_Your task_
An exact copy of all the data is required, with pictures left out.

════

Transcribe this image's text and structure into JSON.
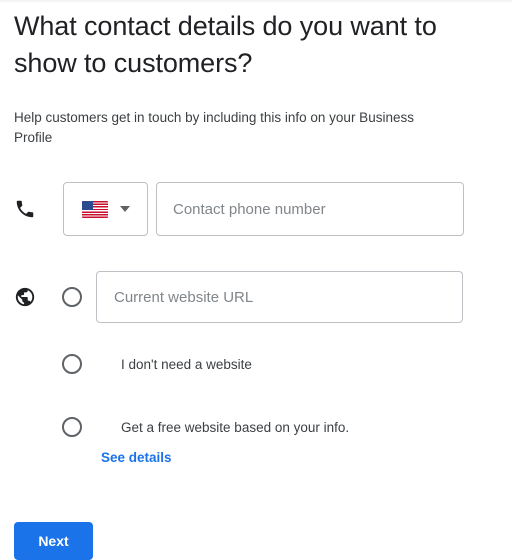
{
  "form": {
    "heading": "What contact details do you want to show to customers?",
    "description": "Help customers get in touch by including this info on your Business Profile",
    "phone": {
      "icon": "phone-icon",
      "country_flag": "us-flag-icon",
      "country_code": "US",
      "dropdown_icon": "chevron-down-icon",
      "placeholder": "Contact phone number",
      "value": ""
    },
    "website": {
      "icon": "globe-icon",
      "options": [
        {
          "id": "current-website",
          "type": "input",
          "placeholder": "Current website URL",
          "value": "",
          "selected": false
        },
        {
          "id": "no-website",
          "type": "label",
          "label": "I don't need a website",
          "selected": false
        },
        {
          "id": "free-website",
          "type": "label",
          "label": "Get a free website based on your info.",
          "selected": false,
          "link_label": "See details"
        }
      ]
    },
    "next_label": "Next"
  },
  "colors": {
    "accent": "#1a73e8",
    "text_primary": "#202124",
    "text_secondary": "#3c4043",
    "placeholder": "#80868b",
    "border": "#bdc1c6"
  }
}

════

_Response_
Transcribe this image's text and structure into JSON.
{
  "form": {
    "heading": "What contact details do you want to show to customers?",
    "description": "Help customers get in touch by including this info on your Business Profile",
    "phone": {
      "icon": "phone-icon",
      "country_flag": "us-flag-icon",
      "country_code": "US",
      "dropdown_icon": "chevron-down-icon",
      "placeholder": "Contact phone number",
      "value": ""
    },
    "website": {
      "icon": "globe-icon",
      "options": [
        {
          "id": "current-website",
          "type": "input",
          "placeholder": "Current website URL",
          "value": "",
          "selected": false
        },
        {
          "id": "no-website",
          "type": "label",
          "label": "I don't need a website",
          "selected": false
        },
        {
          "id": "free-website",
          "type": "label",
          "label": "Get a free website based on your info.",
          "selected": false,
          "link_label": "See details"
        }
      ]
    },
    "next_label": "Next"
  },
  "colors": {
    "accent": "#1a73e8",
    "text_primary": "#202124",
    "text_secondary": "#3c4043",
    "placeholder": "#80868b",
    "border": "#bdc1c6"
  }
}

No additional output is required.